Return every record exactly as it appears. Leave nothing out.

------ PROVIDED RECORDS

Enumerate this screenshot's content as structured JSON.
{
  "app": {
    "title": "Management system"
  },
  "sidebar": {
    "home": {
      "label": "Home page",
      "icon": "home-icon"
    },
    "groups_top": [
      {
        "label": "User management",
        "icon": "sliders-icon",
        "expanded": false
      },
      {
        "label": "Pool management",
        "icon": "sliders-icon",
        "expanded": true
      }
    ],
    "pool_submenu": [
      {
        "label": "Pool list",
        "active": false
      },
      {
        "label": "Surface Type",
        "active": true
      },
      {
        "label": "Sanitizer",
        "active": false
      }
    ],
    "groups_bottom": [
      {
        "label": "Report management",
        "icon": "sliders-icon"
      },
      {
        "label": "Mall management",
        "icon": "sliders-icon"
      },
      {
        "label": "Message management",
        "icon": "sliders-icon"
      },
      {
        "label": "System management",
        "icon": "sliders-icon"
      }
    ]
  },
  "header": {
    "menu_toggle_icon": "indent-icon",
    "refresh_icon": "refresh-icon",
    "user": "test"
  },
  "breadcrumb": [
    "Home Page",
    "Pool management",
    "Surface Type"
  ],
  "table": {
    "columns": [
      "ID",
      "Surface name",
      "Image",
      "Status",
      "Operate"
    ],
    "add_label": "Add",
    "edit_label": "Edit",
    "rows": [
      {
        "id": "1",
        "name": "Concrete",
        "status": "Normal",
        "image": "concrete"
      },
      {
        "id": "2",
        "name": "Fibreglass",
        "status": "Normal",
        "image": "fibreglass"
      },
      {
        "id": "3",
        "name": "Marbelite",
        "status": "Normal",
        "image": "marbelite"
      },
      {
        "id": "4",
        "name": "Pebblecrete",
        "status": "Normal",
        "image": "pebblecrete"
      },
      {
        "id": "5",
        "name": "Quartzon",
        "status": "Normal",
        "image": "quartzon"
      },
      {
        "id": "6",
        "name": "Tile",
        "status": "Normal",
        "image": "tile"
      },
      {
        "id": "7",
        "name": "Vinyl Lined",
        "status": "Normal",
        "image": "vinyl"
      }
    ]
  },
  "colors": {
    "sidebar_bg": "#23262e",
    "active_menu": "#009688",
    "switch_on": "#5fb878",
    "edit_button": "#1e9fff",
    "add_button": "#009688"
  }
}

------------

■ **ANSWER SECTION**:
Enumerate this screenshot's content as structured JSON.
{
  "app": {
    "title": "Management system"
  },
  "sidebar": {
    "home": {
      "label": "Home page",
      "icon": "home-icon"
    },
    "groups_top": [
      {
        "label": "User management",
        "icon": "sliders-icon",
        "expanded": false
      },
      {
        "label": "Pool management",
        "icon": "sliders-icon",
        "expanded": true
      }
    ],
    "pool_submenu": [
      {
        "label": "Pool list",
        "active": false
      },
      {
        "label": "Surface Type",
        "active": true
      },
      {
        "label": "Sanitizer",
        "active": false
      }
    ],
    "groups_bottom": [
      {
        "label": "Report management",
        "icon": "sliders-icon"
      },
      {
        "label": "Mall management",
        "icon": "sliders-icon"
      },
      {
        "label": "Message management",
        "icon": "sliders-icon"
      },
      {
        "label": "System management",
        "icon": "sliders-icon"
      }
    ]
  },
  "header": {
    "menu_toggle_icon": "indent-icon",
    "refresh_icon": "refresh-icon",
    "user": "test"
  },
  "breadcrumb": [
    "Home Page",
    "Pool management",
    "Surface Type"
  ],
  "table": {
    "columns": [
      "ID",
      "Surface name",
      "Image",
      "Status",
      "Operate"
    ],
    "add_label": "Add",
    "edit_label": "Edit",
    "rows": [
      {
        "id": "1",
        "name": "Concrete",
        "status": "Normal",
        "image": "concrete"
      },
      {
        "id": "2",
        "name": "Fibreglass",
        "status": "Normal",
        "image": "fibreglass"
      },
      {
        "id": "3",
        "name": "Marbelite",
        "status": "Normal",
        "image": "marbelite"
      },
      {
        "id": "4",
        "name": "Pebblecrete",
        "status": "Normal",
        "image": "pebblecrete"
      },
      {
        "id": "5",
        "name": "Quartzon",
        "status": "Normal",
        "image": "quartzon"
      },
      {
        "id": "6",
        "name": "Tile",
        "status": "Normal",
        "image": "tile"
      },
      {
        "id": "7",
        "name": "Vinyl Lined",
        "status": "Normal",
        "image": "vinyl"
      }
    ]
  },
  "colors": {
    "sidebar_bg": "#23262e",
    "active_menu": "#009688",
    "switch_on": "#5fb878",
    "edit_button": "#1e9fff",
    "add_button": "#009688"
  }
}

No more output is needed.